EXERCISE PROMPT
Would you repeat every line below exactly, please?

========

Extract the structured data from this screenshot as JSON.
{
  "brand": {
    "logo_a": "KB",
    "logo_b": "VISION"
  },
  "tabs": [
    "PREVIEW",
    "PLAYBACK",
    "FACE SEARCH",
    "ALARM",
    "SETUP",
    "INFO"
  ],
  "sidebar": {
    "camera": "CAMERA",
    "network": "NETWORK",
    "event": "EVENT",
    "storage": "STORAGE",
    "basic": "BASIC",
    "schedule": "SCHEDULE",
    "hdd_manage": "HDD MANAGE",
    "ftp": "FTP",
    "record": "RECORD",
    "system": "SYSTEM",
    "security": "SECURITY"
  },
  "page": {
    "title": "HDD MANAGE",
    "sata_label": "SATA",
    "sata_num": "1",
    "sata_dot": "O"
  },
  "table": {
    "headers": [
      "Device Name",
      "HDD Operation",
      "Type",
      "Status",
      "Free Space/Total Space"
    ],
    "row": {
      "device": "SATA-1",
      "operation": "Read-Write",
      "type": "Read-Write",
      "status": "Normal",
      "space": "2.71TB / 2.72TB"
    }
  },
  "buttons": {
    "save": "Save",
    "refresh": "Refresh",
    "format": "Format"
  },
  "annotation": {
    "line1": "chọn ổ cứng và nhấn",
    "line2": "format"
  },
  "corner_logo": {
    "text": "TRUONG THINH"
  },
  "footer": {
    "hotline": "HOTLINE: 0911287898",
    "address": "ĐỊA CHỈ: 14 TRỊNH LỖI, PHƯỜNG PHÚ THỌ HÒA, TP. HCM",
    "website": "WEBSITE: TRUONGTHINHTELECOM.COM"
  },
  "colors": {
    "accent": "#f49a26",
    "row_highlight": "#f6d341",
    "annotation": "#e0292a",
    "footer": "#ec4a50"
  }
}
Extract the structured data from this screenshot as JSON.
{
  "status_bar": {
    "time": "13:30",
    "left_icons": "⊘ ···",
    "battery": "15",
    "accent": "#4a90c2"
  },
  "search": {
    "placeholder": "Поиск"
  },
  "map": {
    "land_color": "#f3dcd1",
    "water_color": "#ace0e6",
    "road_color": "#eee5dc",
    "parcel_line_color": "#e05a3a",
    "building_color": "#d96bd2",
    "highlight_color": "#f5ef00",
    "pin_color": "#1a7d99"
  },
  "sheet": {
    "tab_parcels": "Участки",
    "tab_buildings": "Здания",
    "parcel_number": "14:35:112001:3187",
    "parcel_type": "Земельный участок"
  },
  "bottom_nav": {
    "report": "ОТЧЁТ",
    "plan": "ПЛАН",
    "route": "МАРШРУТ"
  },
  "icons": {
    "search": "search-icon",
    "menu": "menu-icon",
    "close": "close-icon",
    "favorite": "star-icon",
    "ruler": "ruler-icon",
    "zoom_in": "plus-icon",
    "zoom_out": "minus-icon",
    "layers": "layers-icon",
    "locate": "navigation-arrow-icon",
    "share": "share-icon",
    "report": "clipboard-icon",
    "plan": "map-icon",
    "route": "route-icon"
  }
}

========

TASK RESULT
Extract the structured data from this screenshot as JSON.
{
  "brand": {
    "logo_a": "KB",
    "logo_b": "VISION"
  },
  "tabs": [
    "PREVIEW",
    "PLAYBACK",
    "FACE SEARCH",
    "ALARM",
    "SETUP",
    "INFO"
  ],
  "sidebar": {
    "camera": "CAMERA",
    "network": "NETWORK",
    "event": "EVENT",
    "storage": "STORAGE",
    "basic": "BASIC",
    "schedule": "SCHEDULE",
    "hdd_manage": "HDD MANAGE",
    "ftp": "FTP",
    "record": "RECORD",
    "system": "SYSTEM",
    "security": "SECURITY"
  },
  "page": {
    "title": "HDD MANAGE",
    "sata_label": "SATA",
    "sata_num": "1",
    "sata_dot": "O"
  },
  "table": {
    "headers": [
      "Device Name",
      "HDD Operation",
      "Type",
      "Status",
      "Free Space/Total Space"
    ],
    "row": {
      "device": "SATA-1",
      "operation": "Read-Write",
      "type": "Read-Write",
      "status": "Normal",
      "space": "2.71TB / 2.72TB"
    }
  },
  "buttons": {
    "save": "Save",
    "refresh": "Refresh",
    "format": "Format"
  },
  "annotation": {
    "line1": "chọn ổ cứng và nhấn",
    "line2": "format"
  },
  "corner_logo": {
    "text": "TRUONG THINH"
  },
  "footer": {
    "hotline": "HOTLINE: 0911287898",
    "address": "ĐỊA CHỈ: 14 TRỊNH LỖI, PHƯỜNG PHÚ THỌ HÒA, TP. HCM",
    "website": "WEBSITE: TRUONGTHINHTELECOM.COM"
  },
  "colors": {
    "accent": "#f49a26",
    "row_highlight": "#f6d341",
    "annotation": "#e0292a",
    "footer": "#ec4a50"
  }
}
Extract the structured data from this screenshot as JSON.
{
  "status_bar": {
    "time": "13:30",
    "left_icons": "⊘ ···",
    "battery": "15",
    "accent": "#4a90c2"
  },
  "search": {
    "placeholder": "Поиск"
  },
  "map": {
    "land_color": "#f3dcd1",
    "water_color": "#ace0e6",
    "road_color": "#eee5dc",
    "parcel_line_color": "#e05a3a",
    "building_color": "#d96bd2",
    "highlight_color": "#f5ef00",
    "pin_color": "#1a7d99"
  },
  "sheet": {
    "tab_parcels": "Участки",
    "tab_buildings": "Здания",
    "parcel_number": "14:35:112001:3187",
    "parcel_type": "Земельный участок"
  },
  "bottom_nav": {
    "report": "ОТЧЁТ",
    "plan": "ПЛАН",
    "route": "МАРШРУТ"
  },
  "icons": {
    "search": "search-icon",
    "menu": "menu-icon",
    "close": "close-icon",
    "favorite": "star-icon",
    "ruler": "ruler-icon",
    "zoom_in": "plus-icon",
    "zoom_out": "minus-icon",
    "layers": "layers-icon",
    "locate": "navigation-arrow-icon",
    "share": "share-icon",
    "report": "clipboard-icon",
    "plan": "map-icon",
    "route": "route-icon"
  }
}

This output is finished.